** Opening Listed records block **

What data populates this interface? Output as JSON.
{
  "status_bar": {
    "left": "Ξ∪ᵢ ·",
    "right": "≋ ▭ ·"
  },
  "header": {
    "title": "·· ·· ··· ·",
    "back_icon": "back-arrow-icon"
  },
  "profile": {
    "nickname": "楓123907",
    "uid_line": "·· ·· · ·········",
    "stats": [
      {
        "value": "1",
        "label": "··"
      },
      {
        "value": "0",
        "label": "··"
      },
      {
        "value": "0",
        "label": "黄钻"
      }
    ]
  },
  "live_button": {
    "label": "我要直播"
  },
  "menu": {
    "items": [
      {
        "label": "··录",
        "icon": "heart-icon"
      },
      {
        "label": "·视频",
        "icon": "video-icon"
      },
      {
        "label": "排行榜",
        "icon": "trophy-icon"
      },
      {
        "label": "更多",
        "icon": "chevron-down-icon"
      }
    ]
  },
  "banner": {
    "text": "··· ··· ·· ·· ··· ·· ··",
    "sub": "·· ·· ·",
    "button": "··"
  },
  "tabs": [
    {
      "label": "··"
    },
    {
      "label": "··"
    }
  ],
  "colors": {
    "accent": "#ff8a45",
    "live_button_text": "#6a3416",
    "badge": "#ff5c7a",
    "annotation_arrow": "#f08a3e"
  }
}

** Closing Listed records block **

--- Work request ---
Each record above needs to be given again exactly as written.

--- Output below ---
What data populates this interface? Output as JSON.
{
  "status_bar": {
    "left": "Ξ∪ᵢ ·",
    "right": "≋ ▭ ·"
  },
  "header": {
    "title": "·· ·· ··· ·",
    "back_icon": "back-arrow-icon"
  },
  "profile": {
    "nickname": "楓123907",
    "uid_line": "·· ·· · ·········",
    "stats": [
      {
        "value": "1",
        "label": "··"
      },
      {
        "value": "0",
        "label": "··"
      },
      {
        "value": "0",
        "label": "黄钻"
      }
    ]
  },
  "live_button": {
    "label": "我要直播"
  },
  "menu": {
    "items": [
      {
        "label": "··录",
        "icon": "heart-icon"
      },
      {
        "label": "·视频",
        "icon": "video-icon"
      },
      {
        "label": "排行榜",
        "icon": "trophy-icon"
      },
      {
        "label": "更多",
        "icon": "chevron-down-icon"
      }
    ]
  },
  "banner": {
    "text": "··· ··· ·· ·· ··· ·· ··",
    "sub": "·· ·· ·",
    "button": "··"
  },
  "tabs": [
    {
      "label": "··"
    },
    {
      "label": "··"
    }
  ],
  "colors": {
    "accent": "#ff8a45",
    "live_button_text": "#6a3416",
    "badge": "#ff5c7a",
    "annotation_arrow": "#f08a3e"
  }
}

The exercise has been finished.